Your task:
Reproduce all records exactly.

═══ Records for processing ═══

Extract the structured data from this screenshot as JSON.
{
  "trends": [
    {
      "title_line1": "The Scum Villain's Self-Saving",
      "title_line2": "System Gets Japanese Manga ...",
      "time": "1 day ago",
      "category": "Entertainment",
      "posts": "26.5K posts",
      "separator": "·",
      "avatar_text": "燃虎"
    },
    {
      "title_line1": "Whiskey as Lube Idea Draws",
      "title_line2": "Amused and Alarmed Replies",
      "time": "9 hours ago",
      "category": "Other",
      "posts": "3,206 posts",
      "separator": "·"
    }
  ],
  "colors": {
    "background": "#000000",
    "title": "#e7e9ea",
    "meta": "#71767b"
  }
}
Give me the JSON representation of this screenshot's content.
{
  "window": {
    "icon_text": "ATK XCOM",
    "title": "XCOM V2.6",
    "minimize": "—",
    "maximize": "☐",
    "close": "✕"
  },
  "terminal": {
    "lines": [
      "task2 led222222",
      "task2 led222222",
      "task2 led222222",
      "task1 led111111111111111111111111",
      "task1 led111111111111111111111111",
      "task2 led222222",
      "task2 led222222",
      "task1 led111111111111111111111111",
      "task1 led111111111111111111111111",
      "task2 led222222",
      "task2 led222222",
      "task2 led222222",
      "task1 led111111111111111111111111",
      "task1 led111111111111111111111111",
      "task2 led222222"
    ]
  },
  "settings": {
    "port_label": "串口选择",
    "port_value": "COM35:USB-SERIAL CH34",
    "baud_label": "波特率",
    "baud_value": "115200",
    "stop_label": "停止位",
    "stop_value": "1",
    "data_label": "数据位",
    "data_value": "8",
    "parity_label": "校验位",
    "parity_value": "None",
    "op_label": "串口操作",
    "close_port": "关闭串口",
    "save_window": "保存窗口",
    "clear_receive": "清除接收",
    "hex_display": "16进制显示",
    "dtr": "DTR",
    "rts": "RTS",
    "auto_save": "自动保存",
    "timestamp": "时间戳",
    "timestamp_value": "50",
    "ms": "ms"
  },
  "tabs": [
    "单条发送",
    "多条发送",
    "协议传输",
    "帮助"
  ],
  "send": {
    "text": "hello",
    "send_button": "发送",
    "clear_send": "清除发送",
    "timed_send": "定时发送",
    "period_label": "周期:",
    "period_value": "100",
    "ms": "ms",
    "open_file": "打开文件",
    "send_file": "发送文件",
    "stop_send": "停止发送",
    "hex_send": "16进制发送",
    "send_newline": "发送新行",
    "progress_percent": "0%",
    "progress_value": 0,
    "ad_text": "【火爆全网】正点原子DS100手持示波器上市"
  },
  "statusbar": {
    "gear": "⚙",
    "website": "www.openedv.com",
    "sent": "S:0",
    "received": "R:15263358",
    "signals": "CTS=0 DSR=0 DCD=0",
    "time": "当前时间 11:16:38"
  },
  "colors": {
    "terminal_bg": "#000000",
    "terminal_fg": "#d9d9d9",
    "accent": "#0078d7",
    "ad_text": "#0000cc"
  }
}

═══

Exercise result:
Extract the structured data from this screenshot as JSON.
{
  "trends": [
    {
      "title_line1": "The Scum Villain's Self-Saving",
      "title_line2": "System Gets Japanese Manga ...",
      "time": "1 day ago",
      "category": "Entertainment",
      "posts": "26.5K posts",
      "separator": "·",
      "avatar_text": "燃虎"
    },
    {
      "title_line1": "Whiskey as Lube Idea Draws",
      "title_line2": "Amused and Alarmed Replies",
      "time": "9 hours ago",
      "category": "Other",
      "posts": "3,206 posts",
      "separator": "·"
    }
  ],
  "colors": {
    "background": "#000000",
    "title": "#e7e9ea",
    "meta": "#71767b"
  }
}
Give me the JSON representation of this screenshot's content.
{
  "window": {
    "icon_text": "ATK XCOM",
    "title": "XCOM V2.6",
    "minimize": "—",
    "maximize": "☐",
    "close": "✕"
  },
  "terminal": {
    "lines": [
      "task2 led222222",
      "task2 led222222",
      "task2 led222222",
      "task1 led111111111111111111111111",
      "task1 led111111111111111111111111",
      "task2 led222222",
      "task2 led222222",
      "task1 led111111111111111111111111",
      "task1 led111111111111111111111111",
      "task2 led222222",
      "task2 led222222",
      "task2 led222222",
      "task1 led111111111111111111111111",
      "task1 led111111111111111111111111",
      "task2 led222222"
    ]
  },
  "settings": {
    "port_label": "串口选择",
    "port_value": "COM35:USB-SERIAL CH34",
    "baud_label": "波特率",
    "baud_value": "115200",
    "stop_label": "停止位",
    "stop_value": "1",
    "data_label": "数据位",
    "data_value": "8",
    "parity_label": "校验位",
    "parity_value": "None",
    "op_label": "串口操作",
    "close_port": "关闭串口",
    "save_window": "保存窗口",
    "clear_receive": "清除接收",
    "hex_display": "16进制显示",
    "dtr": "DTR",
    "rts": "RTS",
    "auto_save": "自动保存",
    "timestamp": "时间戳",
    "timestamp_value": "50",
    "ms": "ms"
  },
  "tabs": [
    "单条发送",
    "多条发送",
    "协议传输",
    "帮助"
  ],
  "send": {
    "text": "hello",
    "send_button": "发送",
    "clear_send": "清除发送",
    "timed_send": "定时发送",
    "period_label": "周期:",
    "period_value": "100",
    "ms": "ms",
    "open_file": "打开文件",
    "send_file": "发送文件",
    "stop_send": "停止发送",
    "hex_send": "16进制发送",
    "send_newline": "发送新行",
    "progress_percent": "0%",
    "progress_value": 0,
    "ad_text": "【火爆全网】正点原子DS100手持示波器上市"
  },
  "statusbar": {
    "gear": "⚙",
    "website": "www.openedv.com",
    "sent": "S:0",
    "received": "R:15263358",
    "signals": "CTS=0 DSR=0 DCD=0",
    "time": "当前时间 11:16:38"
  },
  "colors": {
    "terminal_bg": "#000000",
    "terminal_fg": "#d9d9d9",
    "accent": "#0078d7",
    "ad_text": "#0000cc"
  }
}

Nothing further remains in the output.